**What is expected**
Please write out the entire listing below exactly, excluding its pictures.

**Data for processing**

**********

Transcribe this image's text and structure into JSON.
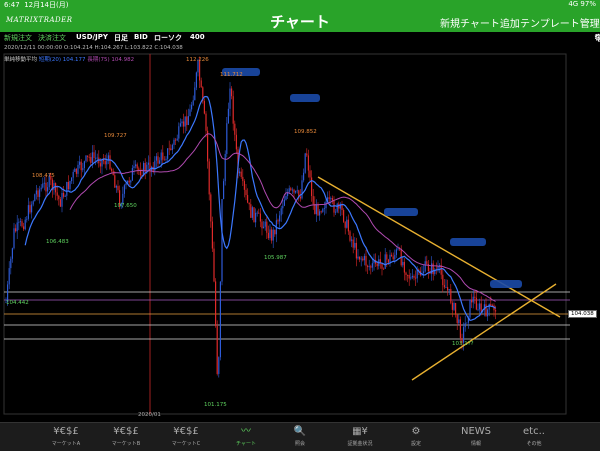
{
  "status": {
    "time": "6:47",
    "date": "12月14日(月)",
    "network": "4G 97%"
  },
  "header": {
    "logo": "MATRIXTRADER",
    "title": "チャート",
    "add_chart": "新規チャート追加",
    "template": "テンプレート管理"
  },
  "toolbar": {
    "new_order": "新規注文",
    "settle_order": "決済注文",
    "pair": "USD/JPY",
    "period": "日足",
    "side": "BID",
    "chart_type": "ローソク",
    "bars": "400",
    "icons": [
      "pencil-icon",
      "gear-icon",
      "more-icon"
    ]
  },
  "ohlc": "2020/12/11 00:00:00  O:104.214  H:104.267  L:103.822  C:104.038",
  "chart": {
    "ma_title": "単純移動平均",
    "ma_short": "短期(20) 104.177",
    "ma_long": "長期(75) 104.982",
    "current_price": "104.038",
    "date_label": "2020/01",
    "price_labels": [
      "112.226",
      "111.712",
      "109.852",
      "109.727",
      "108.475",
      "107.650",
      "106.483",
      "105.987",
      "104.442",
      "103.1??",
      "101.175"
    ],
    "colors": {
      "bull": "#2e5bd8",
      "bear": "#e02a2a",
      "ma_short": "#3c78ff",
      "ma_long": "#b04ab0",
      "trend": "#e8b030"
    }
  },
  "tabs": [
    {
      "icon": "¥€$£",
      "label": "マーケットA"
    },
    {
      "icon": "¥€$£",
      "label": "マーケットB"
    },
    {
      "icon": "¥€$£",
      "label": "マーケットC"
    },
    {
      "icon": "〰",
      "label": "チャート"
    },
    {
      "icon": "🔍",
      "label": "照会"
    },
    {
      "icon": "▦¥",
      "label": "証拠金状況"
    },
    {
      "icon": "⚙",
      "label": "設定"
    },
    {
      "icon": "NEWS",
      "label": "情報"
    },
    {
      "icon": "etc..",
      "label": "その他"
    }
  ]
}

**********

**Solution**
Transcribe this image's text and structure into JSON.
{
  "status": {
    "time": "6:47",
    "date": "12月14日(月)",
    "network": "4G 97%"
  },
  "header": {
    "logo": "MATRIXTRADER",
    "title": "チャート",
    "add_chart": "新規チャート追加",
    "template": "テンプレート管理"
  },
  "toolbar": {
    "new_order": "新規注文",
    "settle_order": "決済注文",
    "pair": "USD/JPY",
    "period": "日足",
    "side": "BID",
    "chart_type": "ローソク",
    "bars": "400",
    "icons": [
      "pencil-icon",
      "gear-icon",
      "more-icon"
    ]
  },
  "ohlc": "2020/12/11 00:00:00  O:104.214  H:104.267  L:103.822  C:104.038",
  "chart": {
    "ma_title": "単純移動平均",
    "ma_short": "短期(20) 104.177",
    "ma_long": "長期(75) 104.982",
    "current_price": "104.038",
    "date_label": "2020/01",
    "price_labels": [
      "112.226",
      "111.712",
      "109.852",
      "109.727",
      "108.475",
      "107.650",
      "106.483",
      "105.987",
      "104.442",
      "103.1??",
      "101.175"
    ],
    "colors": {
      "bull": "#2e5bd8",
      "bear": "#e02a2a",
      "ma_short": "#3c78ff",
      "ma_long": "#b04ab0",
      "trend": "#e8b030"
    }
  },
  "tabs": [
    {
      "icon": "¥€$£",
      "label": "マーケットA"
    },
    {
      "icon": "¥€$£",
      "label": "マーケットB"
    },
    {
      "icon": "¥€$£",
      "label": "マーケットC"
    },
    {
      "icon": "〰",
      "label": "チャート"
    },
    {
      "icon": "🔍",
      "label": "照会"
    },
    {
      "icon": "▦¥",
      "label": "証拠金状況"
    },
    {
      "icon": "⚙",
      "label": "設定"
    },
    {
      "icon": "NEWS",
      "label": "情報"
    },
    {
      "icon": "etc..",
      "label": "その他"
    }
  ]
}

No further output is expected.